Record $100 Million Fine Against Automakers in Greenhouse Gas Enforcement Case
The Environmental Protection Agency and the Department of Justice announced recently a $100 million civil penalty and other enforcement actions against two Korean automakers charged with selling vehicles that emit more greenhouse gases than had been certified.
The EPA charged that the two automakers (a) sold close to 1.2 million vehicles whose design specifications did not conform to those certified to the EPA, (b) overstated the real-world fuel economy performance of many of these vehicles by one to six miles per gallon, and (c) understated the emissions of greenhouse gases by their fleets by approximately 4.75 million metric tons over the estimated lifetime of the vehicles. Testing protocols included numerous elements that led to inaccurately higher fuel economy ratings, the EPA adds, and the automakers allegedly chose favorable results rather than average results in processing data from a large number of tests.
In addition to paying the largest penalty ever assessed for violations of the Clean Air Act, the automakers will spend approximately $50 million on measures reduce the likelihood of future greenhouse gas emission miscalculations, including reorganizing their emissions certification group, revising test protocols, improving management of test data and enhancing employee training before emissions testing is conducted to certify model year 2017 vehicles.
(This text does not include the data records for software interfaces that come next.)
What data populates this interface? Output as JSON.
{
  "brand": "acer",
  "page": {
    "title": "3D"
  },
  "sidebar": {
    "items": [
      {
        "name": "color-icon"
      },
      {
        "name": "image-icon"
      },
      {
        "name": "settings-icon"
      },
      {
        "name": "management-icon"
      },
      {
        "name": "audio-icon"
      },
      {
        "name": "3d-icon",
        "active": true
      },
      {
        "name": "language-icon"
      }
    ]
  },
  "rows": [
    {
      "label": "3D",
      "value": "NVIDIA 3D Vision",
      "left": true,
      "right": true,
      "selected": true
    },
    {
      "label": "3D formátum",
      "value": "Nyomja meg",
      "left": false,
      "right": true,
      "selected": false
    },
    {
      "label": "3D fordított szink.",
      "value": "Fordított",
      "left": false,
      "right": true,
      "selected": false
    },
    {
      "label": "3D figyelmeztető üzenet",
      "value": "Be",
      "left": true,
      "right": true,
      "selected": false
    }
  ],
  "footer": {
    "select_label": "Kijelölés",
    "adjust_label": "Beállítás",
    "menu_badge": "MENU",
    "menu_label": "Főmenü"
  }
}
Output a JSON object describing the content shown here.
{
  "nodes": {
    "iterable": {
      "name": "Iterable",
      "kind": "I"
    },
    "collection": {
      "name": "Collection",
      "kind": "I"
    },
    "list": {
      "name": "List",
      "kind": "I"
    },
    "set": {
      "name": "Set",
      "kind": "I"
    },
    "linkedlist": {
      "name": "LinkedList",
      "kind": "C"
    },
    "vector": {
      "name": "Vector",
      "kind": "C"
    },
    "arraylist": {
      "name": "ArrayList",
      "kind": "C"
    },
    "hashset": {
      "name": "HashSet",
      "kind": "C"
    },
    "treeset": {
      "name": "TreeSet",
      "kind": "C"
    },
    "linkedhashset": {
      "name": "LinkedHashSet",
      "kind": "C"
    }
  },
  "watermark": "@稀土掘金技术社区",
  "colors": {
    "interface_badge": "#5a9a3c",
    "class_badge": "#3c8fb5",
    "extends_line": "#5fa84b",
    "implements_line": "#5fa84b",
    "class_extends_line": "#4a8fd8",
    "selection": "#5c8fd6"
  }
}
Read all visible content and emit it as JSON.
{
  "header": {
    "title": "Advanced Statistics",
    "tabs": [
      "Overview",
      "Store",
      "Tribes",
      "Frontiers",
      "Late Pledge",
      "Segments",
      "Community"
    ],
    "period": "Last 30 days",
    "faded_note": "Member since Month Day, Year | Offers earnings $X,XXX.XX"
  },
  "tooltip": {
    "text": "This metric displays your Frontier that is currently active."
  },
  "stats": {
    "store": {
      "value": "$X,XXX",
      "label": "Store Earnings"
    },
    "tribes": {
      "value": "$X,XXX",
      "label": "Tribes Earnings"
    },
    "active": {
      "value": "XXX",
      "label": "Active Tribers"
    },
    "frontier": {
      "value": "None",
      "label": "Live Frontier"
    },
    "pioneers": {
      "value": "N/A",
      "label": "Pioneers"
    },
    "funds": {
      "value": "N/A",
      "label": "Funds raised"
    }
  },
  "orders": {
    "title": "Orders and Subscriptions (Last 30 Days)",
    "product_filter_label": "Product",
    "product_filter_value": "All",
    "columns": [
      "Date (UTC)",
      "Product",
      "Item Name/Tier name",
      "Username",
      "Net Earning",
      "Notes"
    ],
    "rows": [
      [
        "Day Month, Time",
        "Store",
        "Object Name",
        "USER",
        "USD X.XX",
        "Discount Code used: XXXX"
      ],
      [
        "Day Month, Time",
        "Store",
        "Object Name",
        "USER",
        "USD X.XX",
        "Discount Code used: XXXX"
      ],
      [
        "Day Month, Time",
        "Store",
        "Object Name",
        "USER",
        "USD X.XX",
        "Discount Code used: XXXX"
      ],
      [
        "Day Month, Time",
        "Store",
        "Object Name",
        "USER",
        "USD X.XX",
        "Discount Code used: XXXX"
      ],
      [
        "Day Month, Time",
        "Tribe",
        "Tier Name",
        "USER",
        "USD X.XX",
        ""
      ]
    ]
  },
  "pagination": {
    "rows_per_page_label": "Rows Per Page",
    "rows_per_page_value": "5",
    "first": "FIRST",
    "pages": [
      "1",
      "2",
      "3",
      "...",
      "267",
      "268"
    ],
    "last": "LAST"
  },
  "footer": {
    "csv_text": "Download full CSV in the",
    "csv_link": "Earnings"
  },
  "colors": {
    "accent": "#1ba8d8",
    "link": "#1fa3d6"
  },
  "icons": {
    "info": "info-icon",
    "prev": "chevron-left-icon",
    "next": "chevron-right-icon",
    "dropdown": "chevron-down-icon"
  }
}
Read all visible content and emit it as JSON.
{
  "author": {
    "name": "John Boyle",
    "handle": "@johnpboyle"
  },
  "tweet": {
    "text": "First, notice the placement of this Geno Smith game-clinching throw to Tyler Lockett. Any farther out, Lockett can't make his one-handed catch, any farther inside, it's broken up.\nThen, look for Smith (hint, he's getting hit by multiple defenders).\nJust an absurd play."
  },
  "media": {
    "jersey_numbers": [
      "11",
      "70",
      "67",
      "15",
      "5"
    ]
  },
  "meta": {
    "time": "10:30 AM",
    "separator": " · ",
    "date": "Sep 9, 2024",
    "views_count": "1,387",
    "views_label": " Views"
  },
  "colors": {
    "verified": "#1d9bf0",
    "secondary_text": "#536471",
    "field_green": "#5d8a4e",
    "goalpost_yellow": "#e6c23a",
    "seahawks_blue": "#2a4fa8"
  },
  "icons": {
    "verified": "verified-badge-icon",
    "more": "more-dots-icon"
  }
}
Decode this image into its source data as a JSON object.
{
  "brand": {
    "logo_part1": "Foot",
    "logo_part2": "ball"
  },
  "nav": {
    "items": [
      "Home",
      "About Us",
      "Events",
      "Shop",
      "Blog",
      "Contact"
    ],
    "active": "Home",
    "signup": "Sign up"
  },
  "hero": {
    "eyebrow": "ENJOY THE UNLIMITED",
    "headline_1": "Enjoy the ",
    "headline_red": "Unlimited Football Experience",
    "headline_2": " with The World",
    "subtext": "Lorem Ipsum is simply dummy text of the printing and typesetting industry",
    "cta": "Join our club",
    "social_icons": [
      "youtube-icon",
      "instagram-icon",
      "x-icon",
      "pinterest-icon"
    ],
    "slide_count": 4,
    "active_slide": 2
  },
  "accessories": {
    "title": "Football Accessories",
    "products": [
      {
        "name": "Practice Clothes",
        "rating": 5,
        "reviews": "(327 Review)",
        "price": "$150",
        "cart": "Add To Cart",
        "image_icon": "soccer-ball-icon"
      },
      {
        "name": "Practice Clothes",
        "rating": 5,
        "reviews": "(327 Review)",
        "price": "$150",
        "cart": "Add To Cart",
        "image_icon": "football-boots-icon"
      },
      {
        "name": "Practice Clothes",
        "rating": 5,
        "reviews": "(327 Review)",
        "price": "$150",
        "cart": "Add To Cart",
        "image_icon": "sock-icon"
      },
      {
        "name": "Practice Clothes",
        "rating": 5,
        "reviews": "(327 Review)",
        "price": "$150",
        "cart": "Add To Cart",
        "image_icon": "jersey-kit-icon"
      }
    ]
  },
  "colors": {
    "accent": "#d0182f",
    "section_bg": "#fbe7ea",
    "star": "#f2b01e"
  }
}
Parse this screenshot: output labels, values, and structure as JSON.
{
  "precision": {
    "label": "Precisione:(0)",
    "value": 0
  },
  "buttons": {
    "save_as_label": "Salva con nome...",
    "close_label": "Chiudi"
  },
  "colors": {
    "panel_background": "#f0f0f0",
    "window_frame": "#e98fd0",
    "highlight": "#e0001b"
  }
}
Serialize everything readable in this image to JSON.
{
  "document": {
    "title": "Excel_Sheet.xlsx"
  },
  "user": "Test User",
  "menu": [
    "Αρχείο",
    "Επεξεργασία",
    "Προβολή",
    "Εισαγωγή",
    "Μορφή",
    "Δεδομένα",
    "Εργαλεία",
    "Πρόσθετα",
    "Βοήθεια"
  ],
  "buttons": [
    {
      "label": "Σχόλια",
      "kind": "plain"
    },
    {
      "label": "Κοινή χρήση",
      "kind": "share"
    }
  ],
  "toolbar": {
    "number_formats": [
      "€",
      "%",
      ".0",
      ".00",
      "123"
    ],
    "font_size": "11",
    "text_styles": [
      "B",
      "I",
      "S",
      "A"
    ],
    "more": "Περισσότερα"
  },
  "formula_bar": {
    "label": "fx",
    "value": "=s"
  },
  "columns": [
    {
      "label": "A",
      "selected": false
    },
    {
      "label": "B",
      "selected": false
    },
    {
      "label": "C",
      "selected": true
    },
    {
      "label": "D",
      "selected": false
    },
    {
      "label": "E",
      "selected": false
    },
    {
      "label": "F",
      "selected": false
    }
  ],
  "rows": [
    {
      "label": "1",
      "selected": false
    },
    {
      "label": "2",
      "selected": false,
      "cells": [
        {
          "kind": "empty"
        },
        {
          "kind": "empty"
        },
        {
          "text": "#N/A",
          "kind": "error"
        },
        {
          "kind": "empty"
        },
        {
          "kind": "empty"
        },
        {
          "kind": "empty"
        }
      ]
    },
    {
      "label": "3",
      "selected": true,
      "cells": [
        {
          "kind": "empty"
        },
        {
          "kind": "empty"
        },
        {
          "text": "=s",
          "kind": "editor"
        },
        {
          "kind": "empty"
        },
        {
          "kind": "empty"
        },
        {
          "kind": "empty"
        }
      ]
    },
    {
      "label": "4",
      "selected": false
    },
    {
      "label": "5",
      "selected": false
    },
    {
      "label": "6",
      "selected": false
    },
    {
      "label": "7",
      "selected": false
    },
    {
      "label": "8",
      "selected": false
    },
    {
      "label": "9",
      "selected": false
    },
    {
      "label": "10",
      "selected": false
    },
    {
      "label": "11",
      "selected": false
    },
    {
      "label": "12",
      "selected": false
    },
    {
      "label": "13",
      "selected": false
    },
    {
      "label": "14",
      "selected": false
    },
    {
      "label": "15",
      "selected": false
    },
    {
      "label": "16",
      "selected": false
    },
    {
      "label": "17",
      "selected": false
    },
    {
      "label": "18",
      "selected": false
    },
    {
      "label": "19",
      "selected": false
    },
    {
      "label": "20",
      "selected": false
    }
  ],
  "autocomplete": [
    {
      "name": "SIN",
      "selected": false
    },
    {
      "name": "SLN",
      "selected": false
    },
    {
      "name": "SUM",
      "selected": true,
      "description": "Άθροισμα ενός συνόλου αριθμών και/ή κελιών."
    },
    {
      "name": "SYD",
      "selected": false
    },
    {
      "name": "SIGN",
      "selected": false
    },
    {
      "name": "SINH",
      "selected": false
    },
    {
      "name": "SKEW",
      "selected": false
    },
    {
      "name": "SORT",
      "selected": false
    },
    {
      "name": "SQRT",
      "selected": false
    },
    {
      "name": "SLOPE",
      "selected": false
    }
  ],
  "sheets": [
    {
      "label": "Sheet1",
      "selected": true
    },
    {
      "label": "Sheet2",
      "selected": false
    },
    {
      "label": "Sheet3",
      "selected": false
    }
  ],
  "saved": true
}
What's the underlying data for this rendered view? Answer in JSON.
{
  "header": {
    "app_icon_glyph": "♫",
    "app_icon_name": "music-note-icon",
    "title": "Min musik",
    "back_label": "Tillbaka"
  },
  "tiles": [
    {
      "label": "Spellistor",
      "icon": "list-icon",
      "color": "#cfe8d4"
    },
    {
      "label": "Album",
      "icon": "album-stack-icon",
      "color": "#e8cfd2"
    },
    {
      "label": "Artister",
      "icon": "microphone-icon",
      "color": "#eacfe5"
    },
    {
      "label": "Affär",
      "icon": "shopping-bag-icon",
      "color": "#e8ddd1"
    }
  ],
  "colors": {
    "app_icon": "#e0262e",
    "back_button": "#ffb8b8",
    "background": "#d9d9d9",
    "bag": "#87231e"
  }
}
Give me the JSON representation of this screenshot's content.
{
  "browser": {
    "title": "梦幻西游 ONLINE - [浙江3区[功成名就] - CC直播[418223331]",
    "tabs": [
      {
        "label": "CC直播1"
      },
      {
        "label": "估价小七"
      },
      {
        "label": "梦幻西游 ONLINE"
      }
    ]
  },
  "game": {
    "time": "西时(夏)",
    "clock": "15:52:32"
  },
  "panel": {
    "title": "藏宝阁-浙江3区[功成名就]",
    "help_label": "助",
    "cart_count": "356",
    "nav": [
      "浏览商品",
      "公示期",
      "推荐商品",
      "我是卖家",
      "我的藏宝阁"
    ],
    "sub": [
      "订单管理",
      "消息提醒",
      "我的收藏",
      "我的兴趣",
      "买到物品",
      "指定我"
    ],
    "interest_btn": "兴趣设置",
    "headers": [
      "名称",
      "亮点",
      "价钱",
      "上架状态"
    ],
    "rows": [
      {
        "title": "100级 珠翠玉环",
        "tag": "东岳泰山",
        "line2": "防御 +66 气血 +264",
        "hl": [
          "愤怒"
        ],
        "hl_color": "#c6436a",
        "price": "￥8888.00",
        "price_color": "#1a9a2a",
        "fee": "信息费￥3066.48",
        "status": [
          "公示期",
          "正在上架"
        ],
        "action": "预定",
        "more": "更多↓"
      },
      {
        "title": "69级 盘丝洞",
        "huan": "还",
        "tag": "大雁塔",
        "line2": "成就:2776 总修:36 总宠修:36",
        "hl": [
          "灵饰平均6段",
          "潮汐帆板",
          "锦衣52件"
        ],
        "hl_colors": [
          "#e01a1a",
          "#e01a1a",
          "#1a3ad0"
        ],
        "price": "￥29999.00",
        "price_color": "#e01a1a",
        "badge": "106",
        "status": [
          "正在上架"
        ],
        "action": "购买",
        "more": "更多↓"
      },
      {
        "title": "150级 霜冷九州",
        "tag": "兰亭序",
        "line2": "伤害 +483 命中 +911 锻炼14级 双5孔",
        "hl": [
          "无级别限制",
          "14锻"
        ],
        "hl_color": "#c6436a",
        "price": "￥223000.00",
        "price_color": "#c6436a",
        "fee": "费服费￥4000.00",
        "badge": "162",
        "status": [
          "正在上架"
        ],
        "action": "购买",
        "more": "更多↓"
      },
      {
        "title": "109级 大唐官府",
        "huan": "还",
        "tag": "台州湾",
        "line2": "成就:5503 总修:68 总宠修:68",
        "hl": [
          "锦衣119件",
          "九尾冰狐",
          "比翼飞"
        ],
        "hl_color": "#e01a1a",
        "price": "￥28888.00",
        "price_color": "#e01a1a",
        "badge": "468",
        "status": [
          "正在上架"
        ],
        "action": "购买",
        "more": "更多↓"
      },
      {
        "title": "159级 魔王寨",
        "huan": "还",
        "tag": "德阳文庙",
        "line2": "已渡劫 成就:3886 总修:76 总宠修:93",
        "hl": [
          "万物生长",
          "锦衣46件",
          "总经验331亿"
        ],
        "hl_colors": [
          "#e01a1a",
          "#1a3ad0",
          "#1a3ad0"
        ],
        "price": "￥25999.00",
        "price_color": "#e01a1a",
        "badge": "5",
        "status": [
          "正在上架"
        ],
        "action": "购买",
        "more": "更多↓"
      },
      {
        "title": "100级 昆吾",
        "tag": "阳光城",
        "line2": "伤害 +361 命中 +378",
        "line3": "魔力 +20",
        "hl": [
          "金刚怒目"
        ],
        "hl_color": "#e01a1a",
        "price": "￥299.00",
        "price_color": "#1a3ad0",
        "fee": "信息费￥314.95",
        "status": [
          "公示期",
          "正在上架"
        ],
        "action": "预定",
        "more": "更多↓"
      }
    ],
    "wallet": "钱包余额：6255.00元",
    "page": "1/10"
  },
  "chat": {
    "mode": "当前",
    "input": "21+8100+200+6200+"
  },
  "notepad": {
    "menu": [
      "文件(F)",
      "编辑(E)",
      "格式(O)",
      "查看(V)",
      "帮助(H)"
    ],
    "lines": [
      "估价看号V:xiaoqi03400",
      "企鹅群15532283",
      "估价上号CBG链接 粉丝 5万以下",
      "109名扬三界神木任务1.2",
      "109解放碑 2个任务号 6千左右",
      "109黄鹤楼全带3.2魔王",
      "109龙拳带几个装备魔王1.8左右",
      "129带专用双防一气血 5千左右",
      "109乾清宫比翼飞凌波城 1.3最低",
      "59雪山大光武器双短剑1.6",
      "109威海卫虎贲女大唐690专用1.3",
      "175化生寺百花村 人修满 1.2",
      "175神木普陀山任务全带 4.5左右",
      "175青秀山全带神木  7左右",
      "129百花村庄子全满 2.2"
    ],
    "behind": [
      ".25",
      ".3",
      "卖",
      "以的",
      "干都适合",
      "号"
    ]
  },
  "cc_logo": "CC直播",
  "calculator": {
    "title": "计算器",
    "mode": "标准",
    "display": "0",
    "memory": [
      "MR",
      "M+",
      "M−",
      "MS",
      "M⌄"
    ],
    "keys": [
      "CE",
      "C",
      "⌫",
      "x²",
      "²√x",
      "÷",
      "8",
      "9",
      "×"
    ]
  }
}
They will also be required to audit their fleets for model years 2015 and 2016 to ensure that vehicles sold to the public conform to the description and data provided to EPA. Further, the automakers will forfeit more than $200 million worth of greenhouse gas emission credits they previously claimed, which can be used to offset emissions from less fuel-efficient vehicle models or sold or traded to other automakers for the same purpose.
The proposed consent decree is subject to a 30-day public comment period and court review and approval.